Feature of the Week: Character Must Precede Prowess

The Black Belt Book of Life – Secrets of a Martial Arts Master

(Principle #9; pages 39-40)

In the wisdom of time
with its messages ageless,
the pinnacle of all is that
Character Must Precede Prowess.

The first essential step to a spiritual life is character.
One may deceive one’s friends, relatives and even
oneself, but the Power within is not deceived.

~ Saint Sawan Singh, 20th Century

For he who is honest is noble, whatever his fortunes or birth.

~ Alice Cary (Nobility)

Try not to become a man of success but rather to become a man of value.

~ Dr. Albert Einstein

An honest man’s the noblest work of God.

~ Alexander Pope
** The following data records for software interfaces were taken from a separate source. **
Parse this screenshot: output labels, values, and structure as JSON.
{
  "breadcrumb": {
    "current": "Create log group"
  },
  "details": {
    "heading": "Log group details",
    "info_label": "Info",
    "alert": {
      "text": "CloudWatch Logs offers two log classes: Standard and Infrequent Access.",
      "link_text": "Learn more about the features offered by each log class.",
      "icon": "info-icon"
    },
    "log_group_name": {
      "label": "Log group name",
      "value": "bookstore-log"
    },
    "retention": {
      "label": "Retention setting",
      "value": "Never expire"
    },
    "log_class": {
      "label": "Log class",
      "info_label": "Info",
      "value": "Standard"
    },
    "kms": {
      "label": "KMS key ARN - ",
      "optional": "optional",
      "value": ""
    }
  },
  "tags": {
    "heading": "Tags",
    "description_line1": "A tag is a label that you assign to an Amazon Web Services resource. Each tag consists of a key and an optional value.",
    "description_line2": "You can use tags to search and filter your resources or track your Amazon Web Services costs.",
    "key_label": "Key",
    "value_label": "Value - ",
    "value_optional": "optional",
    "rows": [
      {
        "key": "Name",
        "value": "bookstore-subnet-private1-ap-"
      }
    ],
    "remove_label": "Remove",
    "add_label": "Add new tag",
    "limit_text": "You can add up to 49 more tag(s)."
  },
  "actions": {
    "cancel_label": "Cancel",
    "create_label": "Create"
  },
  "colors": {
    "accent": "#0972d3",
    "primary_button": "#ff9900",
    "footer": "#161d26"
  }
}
IF we are to live with a noble and elevated spirit, regardless of our personal comfort, it is axiomatic that we realize that Character Must Precede Prowess. In other words, character must come first before our martial arts rank, status, championships, name, fame, skill, billfold, bank account, titles on the door, trophies on the shelf, name plates on the desk, headlines in the local society column or records in the record book. Without a high ethical and moral character, of what true value is our life? Regardless of our achievements, if we lack a sound character, how can we be truly satisfied with ourselves as human beings and the legacy we will leave upon the earth when our last breath is expended?

Yet, how often is the great ideal of personal character sacrificed for the passing pleasures, ephemeral accomplishments and empty titles of this world? Who is there, what is there that extols the nobility of personal character? Where are the virtue schools in our society? Where are the headlines praising those whose lives are wrapped with the garments of virtue? For the most part, those who are lauded, applauded and praised in a daze are saturated with energies far from that which speaks to a noble character.

Thankfully, there are higher powers that recognize and reward higher values and virtues. As martial artists, as those individuals on a path of self-improvement and personal integration, we should be one part of society that teaches and expresses that which is noble, good, decent, kind, caring, compassionate and magnanimous. If not us, then who?

The Black Belt Book of Life—Secrets of a Martial Arts Master